What the task requires - Look through the material below and copy every line containing the word "challenge".

Material to process START

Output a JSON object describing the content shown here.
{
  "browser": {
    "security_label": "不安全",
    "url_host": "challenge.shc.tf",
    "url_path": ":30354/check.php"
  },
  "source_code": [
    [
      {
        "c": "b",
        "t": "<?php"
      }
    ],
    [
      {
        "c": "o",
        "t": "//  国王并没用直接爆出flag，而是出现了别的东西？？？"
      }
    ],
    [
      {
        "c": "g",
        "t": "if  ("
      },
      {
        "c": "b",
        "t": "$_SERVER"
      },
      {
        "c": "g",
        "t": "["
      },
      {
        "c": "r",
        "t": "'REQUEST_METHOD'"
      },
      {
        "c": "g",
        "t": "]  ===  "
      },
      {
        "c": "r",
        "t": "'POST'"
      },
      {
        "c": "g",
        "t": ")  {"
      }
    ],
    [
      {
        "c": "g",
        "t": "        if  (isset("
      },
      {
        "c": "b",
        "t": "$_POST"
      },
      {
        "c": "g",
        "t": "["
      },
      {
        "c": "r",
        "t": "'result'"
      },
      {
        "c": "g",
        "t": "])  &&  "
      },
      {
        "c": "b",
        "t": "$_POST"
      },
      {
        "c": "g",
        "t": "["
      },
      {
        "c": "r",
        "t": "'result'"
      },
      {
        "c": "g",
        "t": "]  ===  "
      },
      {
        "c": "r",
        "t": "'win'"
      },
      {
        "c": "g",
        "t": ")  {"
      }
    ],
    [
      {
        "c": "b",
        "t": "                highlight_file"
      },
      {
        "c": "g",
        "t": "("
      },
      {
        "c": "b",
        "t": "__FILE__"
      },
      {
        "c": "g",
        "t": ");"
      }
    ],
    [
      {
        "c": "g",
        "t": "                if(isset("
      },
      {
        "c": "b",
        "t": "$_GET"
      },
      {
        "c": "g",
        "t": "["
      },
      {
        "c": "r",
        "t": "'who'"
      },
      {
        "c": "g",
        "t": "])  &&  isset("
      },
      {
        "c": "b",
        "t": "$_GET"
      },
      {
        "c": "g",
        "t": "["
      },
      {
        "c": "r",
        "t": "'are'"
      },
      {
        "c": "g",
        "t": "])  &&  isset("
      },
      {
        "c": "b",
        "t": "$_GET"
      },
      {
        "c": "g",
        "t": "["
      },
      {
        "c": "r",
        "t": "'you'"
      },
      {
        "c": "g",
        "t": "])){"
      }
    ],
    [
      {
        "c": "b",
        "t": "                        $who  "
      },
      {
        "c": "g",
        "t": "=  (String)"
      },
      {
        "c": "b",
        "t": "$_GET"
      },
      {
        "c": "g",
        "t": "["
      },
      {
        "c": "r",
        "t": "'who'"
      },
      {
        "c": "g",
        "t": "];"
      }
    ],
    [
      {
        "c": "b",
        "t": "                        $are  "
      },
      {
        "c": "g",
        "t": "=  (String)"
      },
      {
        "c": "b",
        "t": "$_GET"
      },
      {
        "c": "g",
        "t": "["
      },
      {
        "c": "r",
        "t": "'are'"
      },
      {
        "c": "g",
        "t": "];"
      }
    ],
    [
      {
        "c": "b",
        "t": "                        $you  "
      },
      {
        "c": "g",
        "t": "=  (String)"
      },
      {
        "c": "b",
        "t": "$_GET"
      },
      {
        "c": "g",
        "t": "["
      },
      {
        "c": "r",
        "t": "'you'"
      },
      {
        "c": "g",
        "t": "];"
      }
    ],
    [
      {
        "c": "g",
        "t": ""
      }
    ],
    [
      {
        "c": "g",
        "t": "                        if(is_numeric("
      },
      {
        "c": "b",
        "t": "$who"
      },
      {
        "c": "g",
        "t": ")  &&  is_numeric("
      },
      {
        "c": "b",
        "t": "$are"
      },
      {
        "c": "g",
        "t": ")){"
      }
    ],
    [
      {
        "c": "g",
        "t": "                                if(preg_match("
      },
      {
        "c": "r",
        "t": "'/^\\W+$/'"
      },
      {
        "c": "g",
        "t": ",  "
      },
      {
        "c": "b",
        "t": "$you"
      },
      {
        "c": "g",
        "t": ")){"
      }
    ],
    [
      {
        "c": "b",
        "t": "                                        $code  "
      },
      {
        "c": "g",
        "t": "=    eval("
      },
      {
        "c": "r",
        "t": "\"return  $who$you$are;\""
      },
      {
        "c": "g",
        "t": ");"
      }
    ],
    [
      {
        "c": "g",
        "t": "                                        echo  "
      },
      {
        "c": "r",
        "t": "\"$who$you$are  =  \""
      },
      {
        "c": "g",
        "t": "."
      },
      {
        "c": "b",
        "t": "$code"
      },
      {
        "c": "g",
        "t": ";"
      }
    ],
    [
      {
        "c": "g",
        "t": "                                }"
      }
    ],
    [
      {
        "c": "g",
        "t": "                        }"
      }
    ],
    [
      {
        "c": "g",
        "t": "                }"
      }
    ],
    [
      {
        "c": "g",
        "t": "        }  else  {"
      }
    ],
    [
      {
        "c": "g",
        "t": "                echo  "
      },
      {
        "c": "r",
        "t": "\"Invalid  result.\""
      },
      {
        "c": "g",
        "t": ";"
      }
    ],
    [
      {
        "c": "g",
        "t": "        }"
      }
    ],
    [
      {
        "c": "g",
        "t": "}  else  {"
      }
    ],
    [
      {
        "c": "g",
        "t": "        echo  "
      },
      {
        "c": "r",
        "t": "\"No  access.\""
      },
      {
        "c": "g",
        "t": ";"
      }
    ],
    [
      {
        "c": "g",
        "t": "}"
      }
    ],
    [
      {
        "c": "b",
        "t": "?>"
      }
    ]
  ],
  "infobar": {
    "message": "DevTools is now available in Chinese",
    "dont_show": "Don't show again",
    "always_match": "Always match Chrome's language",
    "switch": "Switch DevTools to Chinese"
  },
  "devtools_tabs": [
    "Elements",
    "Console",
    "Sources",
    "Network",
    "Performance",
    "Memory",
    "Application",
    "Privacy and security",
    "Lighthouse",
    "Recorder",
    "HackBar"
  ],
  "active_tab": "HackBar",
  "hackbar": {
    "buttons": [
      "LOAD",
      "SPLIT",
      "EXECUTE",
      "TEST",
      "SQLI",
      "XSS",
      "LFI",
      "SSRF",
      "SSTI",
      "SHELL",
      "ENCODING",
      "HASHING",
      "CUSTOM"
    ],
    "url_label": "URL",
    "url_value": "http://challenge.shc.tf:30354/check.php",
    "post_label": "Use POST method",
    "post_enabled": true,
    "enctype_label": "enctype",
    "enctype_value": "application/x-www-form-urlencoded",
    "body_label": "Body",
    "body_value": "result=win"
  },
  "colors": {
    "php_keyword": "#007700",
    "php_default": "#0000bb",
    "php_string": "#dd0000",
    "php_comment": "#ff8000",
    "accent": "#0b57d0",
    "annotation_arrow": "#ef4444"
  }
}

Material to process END

Worked solution -
    "url_host": "challenge.shc.tf",
    "url_value": "http://challenge.shc.tf:30354/check.php",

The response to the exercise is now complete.